I WAS doing a spot of fishing a couple of weeks ago. Nothing great, just some river prawns, a few gelama and still fewer bebolos. The weather was kind and the boat ride was smooth. Nothing like a spot of fishing to calm the nerves...
The experience more than compensated the poor catch, though there were enough prawns for a black pepper dish at dinner with fellow anglers. Later, on the way back to Kuala Lumpur, we stopped for "soup gear box" just outside Kota Tinggi. It was simply divine!
"Soup gear box" is mutton soup, with plenty of bone marrow in the bones. You need a straw to suck the marrow. The trick in enjoying "soup gear box" is simple and effective - forget everything your good doctor tells you!

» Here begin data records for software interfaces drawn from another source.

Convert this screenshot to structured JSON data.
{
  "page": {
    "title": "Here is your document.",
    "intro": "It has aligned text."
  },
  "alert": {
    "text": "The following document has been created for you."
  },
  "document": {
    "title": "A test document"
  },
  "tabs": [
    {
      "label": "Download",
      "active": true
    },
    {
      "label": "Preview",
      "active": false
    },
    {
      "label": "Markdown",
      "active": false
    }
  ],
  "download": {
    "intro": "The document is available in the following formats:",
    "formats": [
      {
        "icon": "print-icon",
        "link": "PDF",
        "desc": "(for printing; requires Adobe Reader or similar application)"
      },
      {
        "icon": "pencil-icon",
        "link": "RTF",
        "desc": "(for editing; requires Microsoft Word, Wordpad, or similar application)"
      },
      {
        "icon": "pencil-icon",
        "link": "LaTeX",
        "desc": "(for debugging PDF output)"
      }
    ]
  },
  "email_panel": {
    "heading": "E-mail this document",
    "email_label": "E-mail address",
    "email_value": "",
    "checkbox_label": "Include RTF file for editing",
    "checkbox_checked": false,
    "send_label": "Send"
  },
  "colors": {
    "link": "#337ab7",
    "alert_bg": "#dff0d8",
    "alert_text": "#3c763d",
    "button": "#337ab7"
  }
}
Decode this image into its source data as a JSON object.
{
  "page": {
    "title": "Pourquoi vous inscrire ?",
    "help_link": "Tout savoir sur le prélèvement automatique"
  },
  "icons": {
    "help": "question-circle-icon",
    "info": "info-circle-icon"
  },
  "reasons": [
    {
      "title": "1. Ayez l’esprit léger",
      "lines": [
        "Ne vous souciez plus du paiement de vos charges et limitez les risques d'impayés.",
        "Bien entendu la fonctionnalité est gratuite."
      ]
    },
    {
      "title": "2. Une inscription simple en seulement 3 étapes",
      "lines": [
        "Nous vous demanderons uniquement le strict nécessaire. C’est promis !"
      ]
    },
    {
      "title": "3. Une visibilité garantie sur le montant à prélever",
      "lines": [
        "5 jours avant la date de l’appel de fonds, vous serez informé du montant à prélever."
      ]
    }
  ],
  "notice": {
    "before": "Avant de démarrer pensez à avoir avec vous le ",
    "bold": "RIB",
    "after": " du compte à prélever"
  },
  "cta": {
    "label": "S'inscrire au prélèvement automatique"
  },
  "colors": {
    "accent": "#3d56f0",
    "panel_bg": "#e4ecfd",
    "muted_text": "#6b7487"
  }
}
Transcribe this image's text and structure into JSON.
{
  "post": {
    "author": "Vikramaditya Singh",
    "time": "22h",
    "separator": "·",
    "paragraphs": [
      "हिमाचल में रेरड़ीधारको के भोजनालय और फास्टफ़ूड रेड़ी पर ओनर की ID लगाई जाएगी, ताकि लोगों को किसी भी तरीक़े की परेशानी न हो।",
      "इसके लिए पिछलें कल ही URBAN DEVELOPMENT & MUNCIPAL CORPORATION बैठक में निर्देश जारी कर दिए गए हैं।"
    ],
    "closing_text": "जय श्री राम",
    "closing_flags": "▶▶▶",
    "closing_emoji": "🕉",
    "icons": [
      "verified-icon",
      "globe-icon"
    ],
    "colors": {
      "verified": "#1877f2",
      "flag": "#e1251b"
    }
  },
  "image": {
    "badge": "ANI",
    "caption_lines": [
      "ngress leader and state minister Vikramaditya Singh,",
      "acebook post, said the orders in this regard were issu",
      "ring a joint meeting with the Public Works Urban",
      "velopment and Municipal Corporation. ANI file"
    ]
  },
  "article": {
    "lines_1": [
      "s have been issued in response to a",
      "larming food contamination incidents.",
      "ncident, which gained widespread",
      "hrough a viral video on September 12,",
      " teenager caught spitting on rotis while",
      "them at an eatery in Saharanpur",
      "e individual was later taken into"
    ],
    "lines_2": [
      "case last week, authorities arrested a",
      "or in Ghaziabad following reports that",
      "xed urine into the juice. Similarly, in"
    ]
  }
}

But that's the charm and curse of a small food operator. And there are quite a number of them all over the place. While they serve good food, their charm is in the smallness of their operations, where the proprieter personally welcomes his customers, engage in small talk and thank them with a smile and wave them goodbye when they leave.
It's the same with THE nasi minang shop in Tg Malim. Andrie opens his shop at 1pm sharp, come rain or shine; the customers may be waiting outside but he just won't open the doors till it's 1pm on the dot. The food? Simply out of this world!
The Tanglin nasi lemak just behind the National Mosque is another all-time favourite. In the mornings, expect a long queue before you get to the food counter. And when you do, pray that the sambal sotong and ikan bilis have not finished.
The owners of these outlets have no plans for expansion. They seem quite happy to operate like this for ages. The Tanglin chap (Zainal) did try to open an outlet in Bangsar but this failed. It lasted for a couple of months only.
Nevertheless, a few did manage to transform themselves from a small, popular operators in their small town to become upmarket operators in posh outlets in the federal capital.
Surprise, surprise! Yik Mun pau of Tg Malim is now available in cafe style shoplot in the shopping complex of Plaza Damas; Kluang Station (where the roti kaya and kopi O is to die for) have outlets in Tesco (along the MRR2), Ikano in Damansara and in Ipoh; the Kemaman kopitiam is also popular in Kuantan; and Johor Baru's mee rebus is keeping operator and customers burping (also in Plaza Damas).
The curse for the small operators is simple and clear - their business is likely to remain small unless they think big and move to bigger markets. Yes, they may be charming outlets in their own way. But no, they won't enjoy bigger turnover and their popularity is quite localised.
Why can't these small one-shop operators like the "soup gear box" in Kota Tinggi; Andrie's nasi minang; and Zainal's Tanglin nasi lemak go a notch higher and expand to other towns? And after that, when will they venture abroad to Tokyo, London, Paris...?
Shouldn't the people responsible for franchising be on the lookout for good outlets and maybe guide them to expand their business? Some of these small operators may not be aware of such possibilities. If they do, they would still need much guidance, encouragement and help. Maybe their resources are limited; maybe they had tried and found the going tough and rough.
And maybe nobody bothers. Since everyone seems to be speaking about and championing big businesses, RM9 and FTAs, the smalltime operator is left behind to continue being "happy" with their lot.
If we are looking at promoting the Malaysian brand abroad, some serious efforts must be made. The Pelita Nasi Kandar guys are already in Chennai, while another Malaysian nasi kandar outlet recently opened in Perth. They have proven that it can be done!
After years of shouting himself hoarse when speaking out for the Third World, the Mahathir brand is so well-known. For many years Malaysia was Mahathir, and Mahathir was Malaysia. This is both good and bad. So much so, people overseas still keep asking about the Old Man, often followed by names such as Anwar Ibrahim, Proton, the Twin Towers and F1 Sepang.
Is it still Malaysia Boleh? I wonder...